Recently I surpassed the 50,000 tweet mark.
That’s roughly 5,000,000 characters of typing, assuming an average of 100 characters a tweet.
And it’s been worth every one of them.
So the question is why? I’ve practically written enough on Twitter for five books, am a member of the 50/50 club (50k tweets, 50k followers) (I totally just made up that club right now. You’re welcome. I’m like the Jose Canseco of Twitter when he joined the 40/40 club in baseball, except I doubt I’ll be making an appearance on celebrity boxing anytime soon)
It’s not the fact that I’ve spouted off on Twitter 50,000 times, it’s the content of those tweets. The majority of them have been conversations. If you take a look at my stats you can see that almost 75% of my tweets have been replies. Over 37,000 of my tweets have been points of conversation. That’s why Twitter works for some and not for others. Twitter is a conversation.
I know, I know “TWITTER HAS NO RULES” and flippity-flo, but the point is if you believe that business is built on relationships, you have to make building them your business.
“Thanks” “awesome” “good” (ok, and “Vegas”. Did I mention I’m opening keynote for BlogWorld in Vegas in October? Just be there)

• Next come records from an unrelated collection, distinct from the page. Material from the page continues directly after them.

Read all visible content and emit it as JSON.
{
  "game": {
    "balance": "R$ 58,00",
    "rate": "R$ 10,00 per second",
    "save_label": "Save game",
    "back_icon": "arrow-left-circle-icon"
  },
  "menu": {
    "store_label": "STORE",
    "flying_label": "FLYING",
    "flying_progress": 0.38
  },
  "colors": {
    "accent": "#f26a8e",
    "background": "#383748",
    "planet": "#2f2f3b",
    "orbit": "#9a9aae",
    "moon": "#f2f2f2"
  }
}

I joined Twitter to get to know other business owners. It wasn’t to directly create business revenue, but if you’re great at what you do and connect with other great people, business is bound to happen either through joint-ventures or direct sales. People ask me all the time “Ya, but is Twitter worth it for my business?” Do you think I’d hit keys over five million times if I thought it was a waste of time??? I’m not a lonely guy. I have friends. Twitter has just enhanced that even more to where the people I know now through Twitter has made my life and business better exponentially.
The point that’s missed is the time it takes. Have a look at this graph of my number of tweets per month and take a wild guess to when I started seeing great results through Twitter:
Social media doesn’t change the fact that relationships take time. You truly do get out of it what you put in. It’s tough at the start. You can see by the chart I was barely around at the beginning. You have to have faith in the conversation. it seems like no one is listening at first, but trust me, we all are.
And I’ve finally changed my opinion. I don’t think everyone should be on Twitter. It can’t be forced. I don’t want people who hate the idea of “talking about nothing” trying to make Twitter work for them. Get out of our Twitter pool, you’d probably just pee in it anyways then complain about the temperature.
To all those that do believe in talking with each other, I adore you. Thank-you for making my life, both business and personal better than I could have ever hoped for.
Here’s to the next 50,000. Oh, and here’s to Vegas too
(Note: to make your own Wordle visual graph of your tweets, you have to go to TweetStats and run your account analysis (it’s free) and then click on the tab at the top that says “Tweet Cloud” then near the bottom right choose “Don’t like the TweetCloud? Well then, go make a Wordle!” and choose “no @’s” so it removes people’s user names so you can see just the words you’ve used. Then come and let me know in the comments your most used words too.)Tweet